As he entered the finishing straight, Farah took off his hat, showing his rivals a clean shaven head as well as a clean pair of heels. He crossed the line in 25min 41sec, with Rupp nine seconds down in second place and Spain's Ayad Lamdassam snatching third ahead of the tiring Lebid.

"Last year I didn't have such a good time here," Farah reflected. "This time I felt really good." Twelve months ago the Somali-born Londoner finished third and in a state of near-collapse in the short-course 4.2km race. Medical tests showed him to be suffering from deficiencies in iron and magnesium.

In addition to vitamins, regular training trips to Kenya helped to instil the mettle that took the matchstick man figure to double gold in Barcelona and also to the British 5,000m record last summer. The benefits of a pre-Christmas stint in Iten were clear to see at Holyrood yesterday in a race from which the might of East Africa were conspicuously absent, the main event on the programme having been re-vamped as an international contest between Great Britain, Europe and the USA. As Farah looks to take on the Kenyans and Ethiopians at the World Championships in Daegu in August, however, he is preparing for a new departure.

Tomorrow Farah leaves home to follow in the footsteps of Paula Radcliffe to Alburquerque - home of not just hot dogs and jumping frogs but also the elite group of distance runners coached by the Cuban-born American great of the marathon, Alberto Salazar. Radcliffe has been working with Salazar in readiness for her return to the marathon following the birth of her second child. Farah intends to test the training waters in New Mexico before his next competitive outing, an indoor race over 3,000m or 5,000m at the Aviva British Grand Prix in Birmingham on February 19.

"Salazar's a great coach," he said. "Kenya has worked out well for me but it will be nice to try something different. I'm going to the US to check it out. Salazar's got a good group in Alburquerque. Paula goes there a lot."

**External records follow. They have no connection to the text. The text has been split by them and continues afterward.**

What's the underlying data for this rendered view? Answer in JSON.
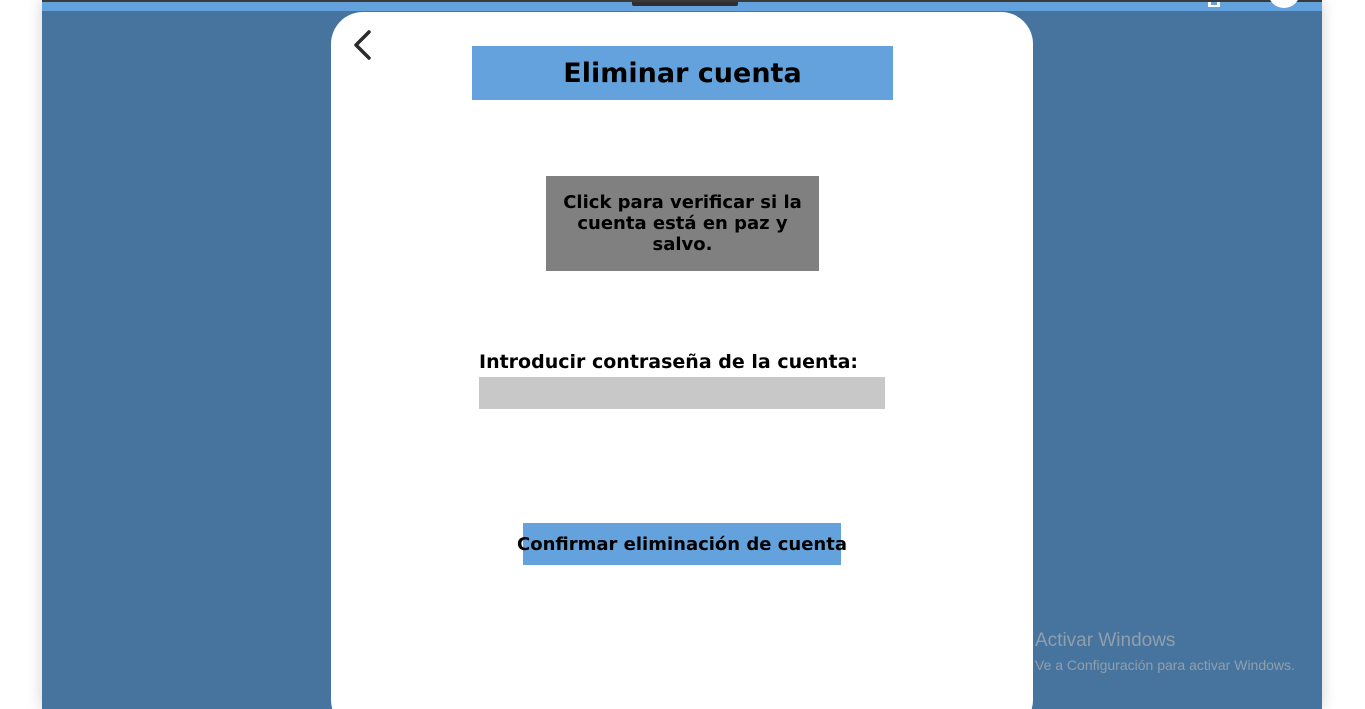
{
  "modal": {
    "title": "Eliminar cuenta",
    "verify_button_label": "Click para verificar si la cuenta está en paz y salvo.",
    "password_label": "Introducir contraseña de la cuenta:",
    "password_value": "",
    "confirm_button_label": "Confirmar eliminación de cuenta"
  },
  "watermark": {
    "title": "Activar Windows",
    "subtitle": "Ve a Configuración para activar Windows."
  },
  "icons": {
    "back": "chevron-left-icon",
    "cart": "cart-icon",
    "avatar": "user-avatar"
  },
  "colors": {
    "page_background": "#46749f",
    "accent": "#63a2dc",
    "verify_button": "#808080",
    "input_background": "#c8c8c8"
  }
}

Farah has yet to decide whether to defend his 3,000m title at the European Indoor Championships in Paris in March. "I'd love to have a go at retaining it," he said, "but I'll sit down and have a chat with my coach about it. the main focus this year is the World Championships in Daegu in the summer."